White Rhino – Ceratotherium simum
There are several theories to explain the origin of the name ‘white .from the Afrikaans ‘wyd’ or Dutch ‘wijd’ (meaning wide) not a color, as they are not white at all. There are the folds of skin near the top of the forelimbs, and in the flank where the upper part of each hindlimb joins the body. The skin color is gray but is modified by the earth color used for the sketches.
Limbs are thick-set, with three toes bearing broad, stout nails on each foot. Tail short with a sparse fringe of bristly hairs. Males have no scrotum and the muscular penis points backward when enclosed in its sheath. There are preputial glands. Apart from the genitals, there is little sexual dimorphism, except that males attain a body mass about one-third larger than females and have considerably heavier heads, chests, and necks.
Two keratinous horns devoid of a bony nucleus grow in tandem on the muzzle, the front longer than the back. The horns are made up of a mass of tubular filaments similar in substance to hair and are in fact growths of the skin not attached to the bone of the skull. The front horn has a straighter transverse edge in front when compared with that of the Black Rhino.
Male horns have a greater mean anterior basal circumference relative to female horns, while female usually bears the front horns thinner and sometimes longer than a male adult.
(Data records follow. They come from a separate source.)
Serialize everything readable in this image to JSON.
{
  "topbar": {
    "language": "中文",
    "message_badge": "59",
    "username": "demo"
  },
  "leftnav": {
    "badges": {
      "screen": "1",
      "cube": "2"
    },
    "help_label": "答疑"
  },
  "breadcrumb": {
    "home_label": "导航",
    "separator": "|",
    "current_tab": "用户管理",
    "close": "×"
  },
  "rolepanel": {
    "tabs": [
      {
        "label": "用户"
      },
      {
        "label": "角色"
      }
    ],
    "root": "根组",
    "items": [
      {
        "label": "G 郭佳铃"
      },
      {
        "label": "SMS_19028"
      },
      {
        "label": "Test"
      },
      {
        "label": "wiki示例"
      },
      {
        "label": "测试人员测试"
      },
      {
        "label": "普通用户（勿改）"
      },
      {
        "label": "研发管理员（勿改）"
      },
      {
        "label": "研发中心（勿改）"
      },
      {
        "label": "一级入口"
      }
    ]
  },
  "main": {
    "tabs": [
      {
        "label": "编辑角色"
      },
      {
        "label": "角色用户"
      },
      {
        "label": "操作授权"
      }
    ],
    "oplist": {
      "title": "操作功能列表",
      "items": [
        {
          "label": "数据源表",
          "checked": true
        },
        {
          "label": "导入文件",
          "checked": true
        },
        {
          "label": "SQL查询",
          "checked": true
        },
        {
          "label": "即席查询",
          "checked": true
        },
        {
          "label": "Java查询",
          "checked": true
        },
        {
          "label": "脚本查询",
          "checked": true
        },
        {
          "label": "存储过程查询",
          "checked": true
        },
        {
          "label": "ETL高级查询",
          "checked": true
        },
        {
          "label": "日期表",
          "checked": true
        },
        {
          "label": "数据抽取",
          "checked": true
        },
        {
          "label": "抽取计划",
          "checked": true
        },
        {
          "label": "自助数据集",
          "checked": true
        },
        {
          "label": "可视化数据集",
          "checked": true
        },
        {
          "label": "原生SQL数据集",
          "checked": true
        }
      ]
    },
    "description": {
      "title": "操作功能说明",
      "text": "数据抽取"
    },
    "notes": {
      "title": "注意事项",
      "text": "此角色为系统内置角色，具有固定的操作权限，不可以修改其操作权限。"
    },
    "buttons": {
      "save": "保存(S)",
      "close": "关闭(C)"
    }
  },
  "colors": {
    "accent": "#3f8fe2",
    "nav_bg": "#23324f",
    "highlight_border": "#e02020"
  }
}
Males’ horns are heavier than female ones. The average horn mass of adult white rhinos is 5.2 kg for the anterior horn and 1.9 kg for the posterior horn. No difference between adult sexes in intrinsic anterior horn growth (mean rate of 50 mm per year; range 25–66); intrinsic horn growth the rate is fast in young animals, about 150 mm during the first year, but the growth rate of the front horns decreases with age.
Strongly constructed zygomatic arches provide firm fixation of the masseter muscles that operate the lower jaw. Massive lower jaw, very wide condyles which fit into deep cavities. Adult dental formula is I 0 /0, C 0 /0, P 3 /3, M 3 /3 = 24. Four premolars in deciduous dentition; no incisors or canines in deciduous dentition, which are sometimes present in Black Rhinos. The upper and lower second molars are the largest of the cheek teeth.
C.s. simum: Southern White Rhinoceros; southern Africa only, though introduced to Kenya, Uganda (where the species, but not subspecies, formerly occurred) and Zambia.
C. s.cottoni: northern white rhinoceros; formerly in Central African Republic, Chad, Sudan, Uganda, and NE DR Congo; now probably extinct in the wild. Dorsal outline of the skull less concave than in the southern subspecies, a shorter toothrow length, slightly longer legs relative to body length, slightly smaller size overall, and generally higher head carriage.